§ **Records supplied**:
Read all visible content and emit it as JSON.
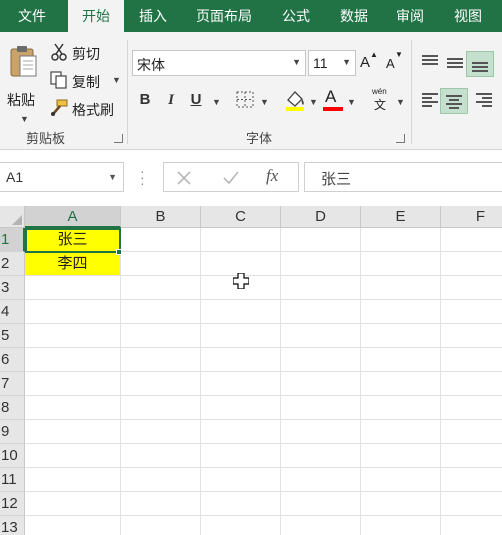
{
  "tabs": {
    "file": "文件",
    "home": "开始",
    "insert": "插入",
    "layout": "页面布局",
    "formula": "公式",
    "data": "数据",
    "review": "审阅",
    "view": "视图"
  },
  "clipboard": {
    "paste": "粘贴",
    "cut": "剪切",
    "copy": "复制",
    "format_painter": "格式刷",
    "group_label": "剪贴板"
  },
  "font": {
    "name": "宋体",
    "size": "11",
    "grow": "A",
    "shrink": "A",
    "bold": "B",
    "italic": "I",
    "underline": "U",
    "font_color_letter": "A",
    "phonetic_top": "wén",
    "phonetic_bottom": "文",
    "group_label": "字体",
    "font_color_hex": "#ff0000",
    "fill_color_hex": "#ffff00"
  },
  "formula_bar": {
    "name_box": "A1",
    "fx": "fx",
    "value": "张三"
  },
  "sheet": {
    "columns": [
      "A",
      "B",
      "C",
      "D",
      "E",
      "F"
    ],
    "rows": [
      "1",
      "2",
      "3",
      "4",
      "5",
      "6",
      "7",
      "8",
      "9",
      "10",
      "11",
      "12",
      "13"
    ],
    "cells": {
      "A1": "张三",
      "A2": "李四"
    },
    "highlight_hex": "#ffff00",
    "accent_hex": "#217346"
  }
}
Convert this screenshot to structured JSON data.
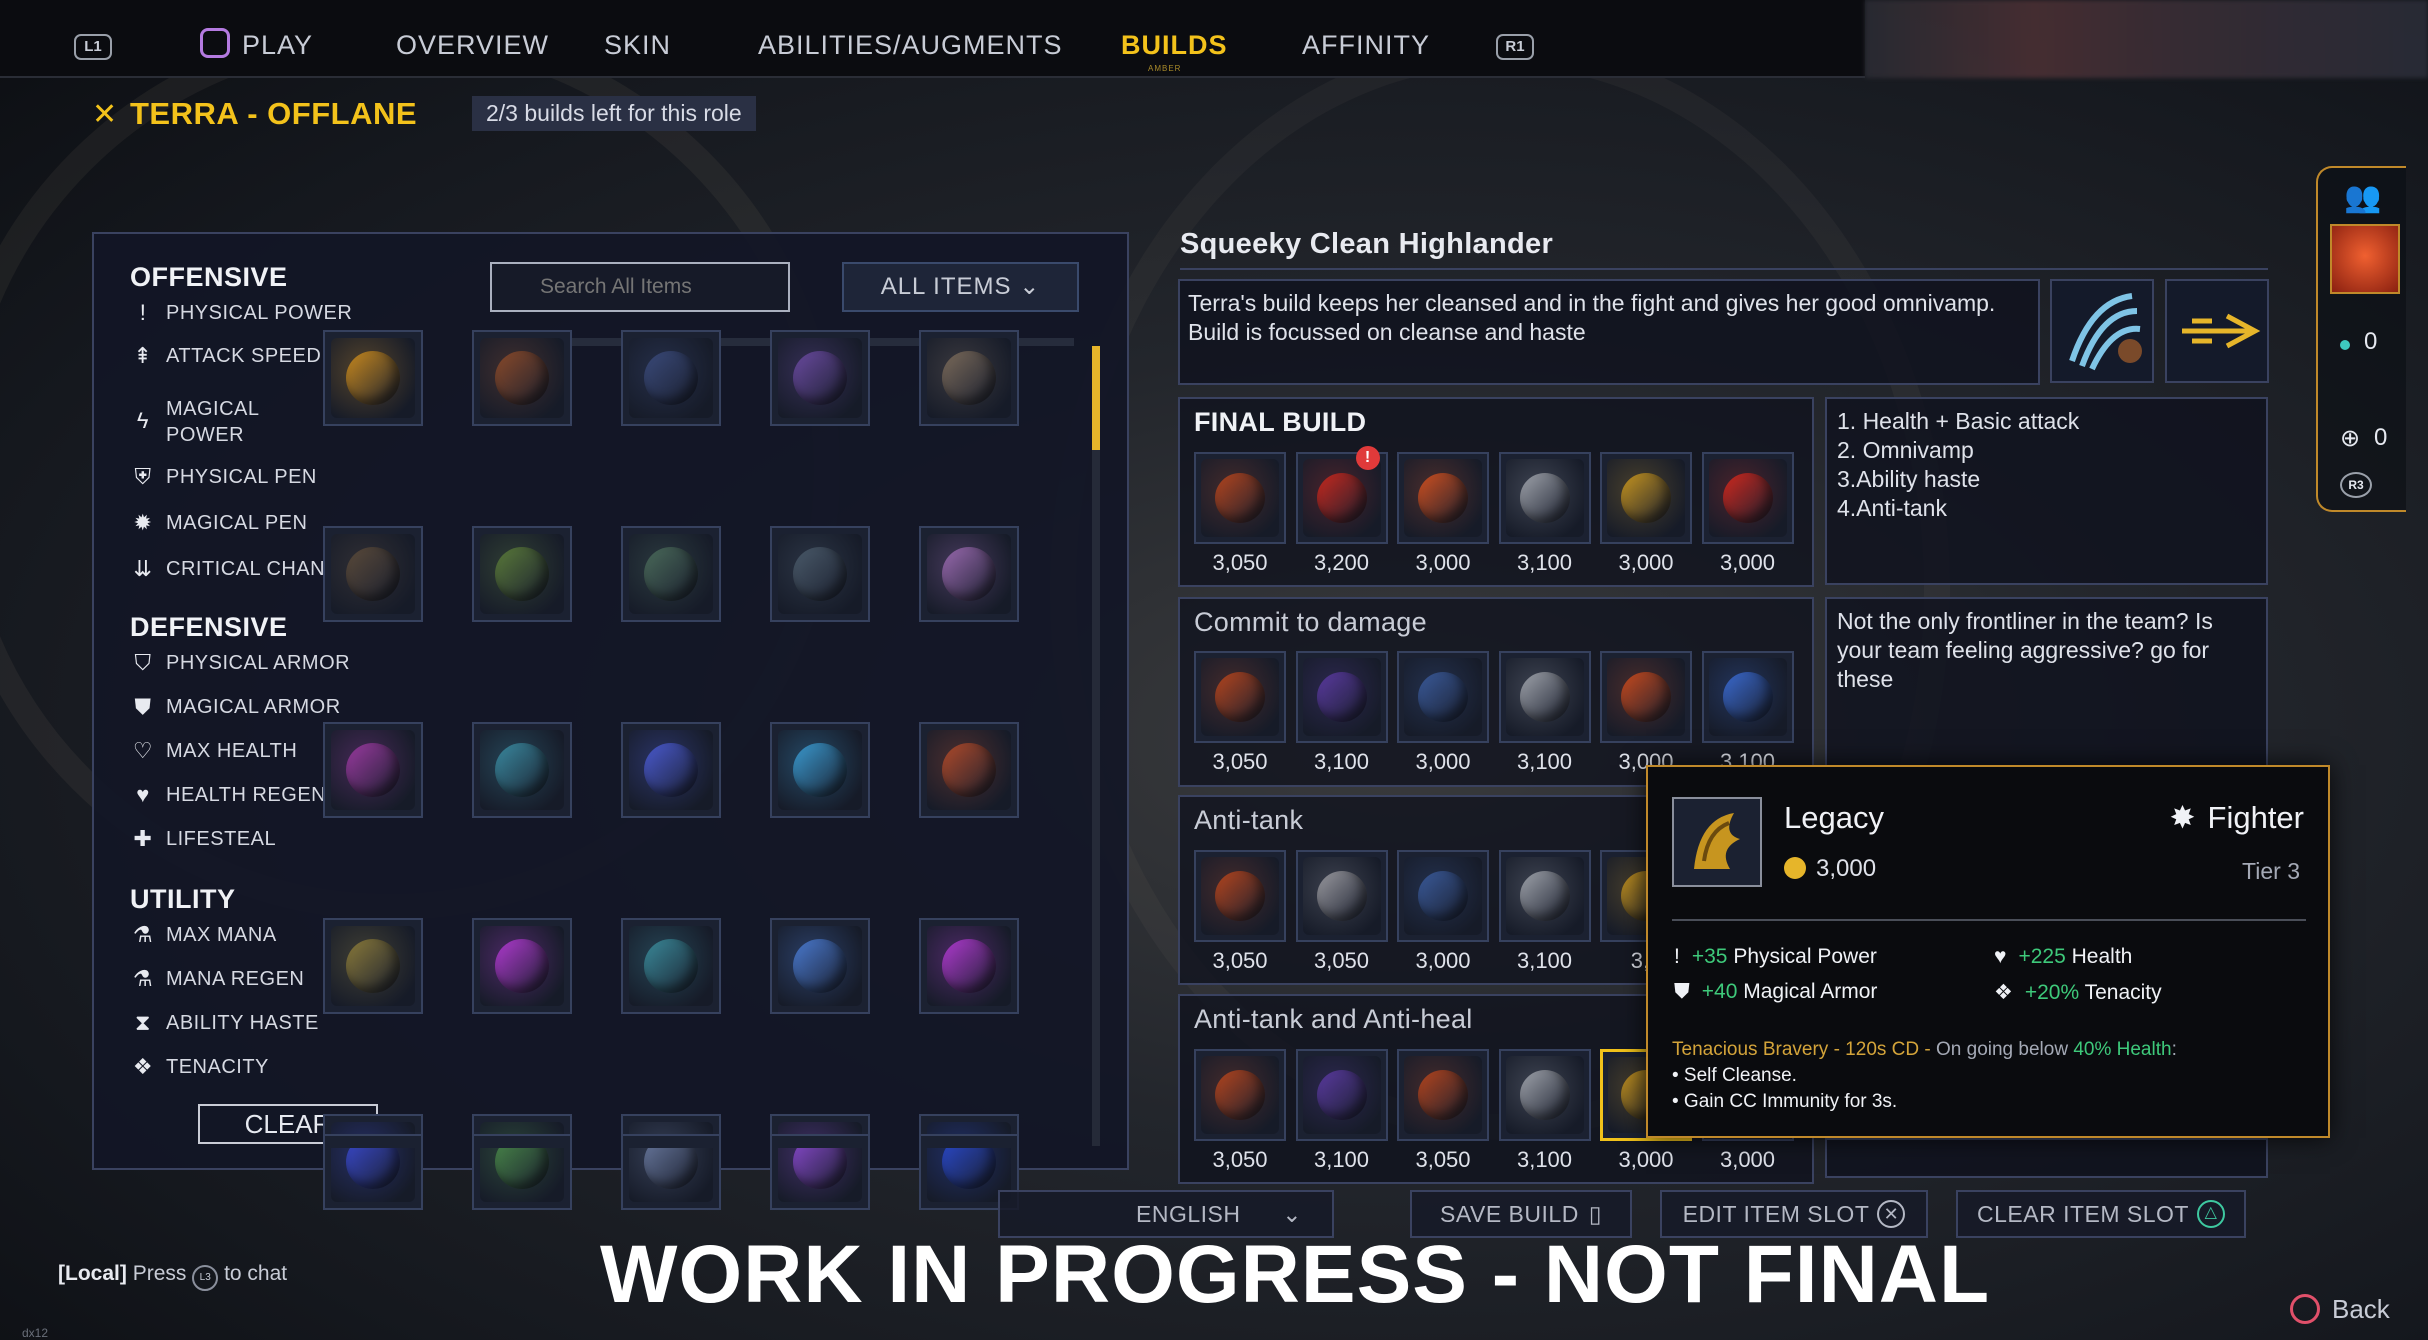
{
  "nav": {
    "l1": "L1",
    "r1": "R1",
    "tabs": [
      {
        "label": "PLAY"
      },
      {
        "label": "OVERVIEW"
      },
      {
        "label": "SKIN"
      },
      {
        "label": "ABILITIES/AUGMENTS"
      },
      {
        "label": "BUILDS"
      },
      {
        "label": "AFFINITY"
      }
    ],
    "active_tab": "BUILDS",
    "builds_sub": "AMBER"
  },
  "role": {
    "title": "TERRA - OFFLANE",
    "builds_left": "2/3 builds left for this role"
  },
  "filters": {
    "offensive": {
      "heading": "OFFENSIVE",
      "items": [
        "PHYSICAL POWER",
        "ATTACK SPEED",
        "MAGICAL",
        "POWER",
        "PHYSICAL PEN",
        "MAGICAL PEN",
        "CRITICAL CHANCE"
      ]
    },
    "defensive": {
      "heading": "DEFENSIVE",
      "items": [
        "PHYSICAL ARMOR",
        "MAGICAL ARMOR",
        "MAX HEALTH",
        "HEALTH REGEN",
        "LIFESTEAL"
      ]
    },
    "utility": {
      "heading": "UTILITY",
      "items": [
        "MAX MANA",
        "MANA REGEN",
        "ABILITY HASTE",
        "TENACITY"
      ]
    },
    "clear_label": "CLEAR"
  },
  "search": {
    "placeholder": "Search All Items"
  },
  "dropdown": {
    "label": "ALL ITEMS"
  },
  "item_icons": [
    [
      "ring-icon",
      "bow-icon",
      "scimitar-icon",
      "dagger-icon",
      "crossbow-icon"
    ],
    [
      "chestplate-icon",
      "claw-icon",
      "boots-icon",
      "gauntlet-icon",
      "coral-icon"
    ],
    [
      "staff-icon",
      "wand-icon",
      "armor-icon",
      "boot-icon",
      "torch-icon"
    ],
    [
      "bowl-icon",
      "blade-icon",
      "crown-icon",
      "trident-icon",
      "eye-icon"
    ],
    [
      "longbow-icon",
      "amulet-icon",
      "tiara-icon",
      "pendant-icon",
      "axe-icon"
    ]
  ],
  "build": {
    "name": "Squeeky Clean Highlander",
    "description": [
      "Terra's build keeps her cleansed and in the fight and gives her good omnivamp.",
      "Build is focussed on cleanse and haste"
    ]
  },
  "sections": [
    {
      "title": "FINAL BUILD",
      "prices": [
        "3,050",
        "3,200",
        "3,000",
        "3,100",
        "3,000",
        "3,000"
      ]
    },
    {
      "title": "Commit to damage",
      "prices": [
        "3,050",
        "3,100",
        "3,000",
        "3,100",
        "3,000",
        "3,100"
      ]
    },
    {
      "title": "Anti-tank",
      "prices": [
        "3,050",
        "3,050",
        "3,000",
        "3,100",
        "3,0"
      ]
    },
    {
      "title": "Anti-tank and Anti-heal",
      "prices": [
        "3,050",
        "3,100",
        "3,050",
        "3,100",
        "3,000",
        "3,000"
      ]
    }
  ],
  "notes": {
    "final": [
      "1. Health + Basic attack",
      "2. Omnivamp",
      "3.Ability haste",
      "4.Anti-tank"
    ],
    "commit": [
      "Not the only frontliner in the team? Is",
      "your team feeling aggressive? go for",
      "these"
    ]
  },
  "tooltip": {
    "name": "Legacy",
    "class": "Fighter",
    "cost": "3,000",
    "tier": "Tier 3",
    "stats": [
      {
        "value": "+35",
        "label": "Physical Power"
      },
      {
        "value": "+225",
        "label": "Health"
      },
      {
        "value": "+40",
        "label": "Magical Armor"
      },
      {
        "value": "+20%",
        "label": "Tenacity"
      }
    ],
    "passive_title": "Tenacious Bravery - 120s CD -",
    "passive_cond": "On going below",
    "passive_hl": "40% Health",
    "passive_lines": [
      "• Self Cleanse.",
      "• Gain CC Immunity for 3s."
    ]
  },
  "bottom": {
    "language": "ENGLISH",
    "save": "SAVE BUILD",
    "edit": "EDIT ITEM SLOT",
    "clear_slot": "CLEAR ITEM SLOT",
    "watermark": "WORK IN PROGRESS - NOT FINAL",
    "chat_local": "[Local]",
    "chat_press": "Press",
    "chat_l3": "L3",
    "chat_to": "to chat",
    "back": "Back",
    "version": "dx12"
  },
  "side": {
    "count1": "0",
    "count2": "0",
    "r3": "R3"
  },
  "colors": {
    "accent": "#f3c21b",
    "panel": "#121626",
    "border": "#3a4260",
    "positive": "#3ec97a",
    "tooltip_border": "#c0892a"
  }
}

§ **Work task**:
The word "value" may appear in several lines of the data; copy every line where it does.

§ **Answer space**:
    "value": "张三"
        "value": "+35",
        "value": "+225",
        "value": "+40",
        "value": "+20%",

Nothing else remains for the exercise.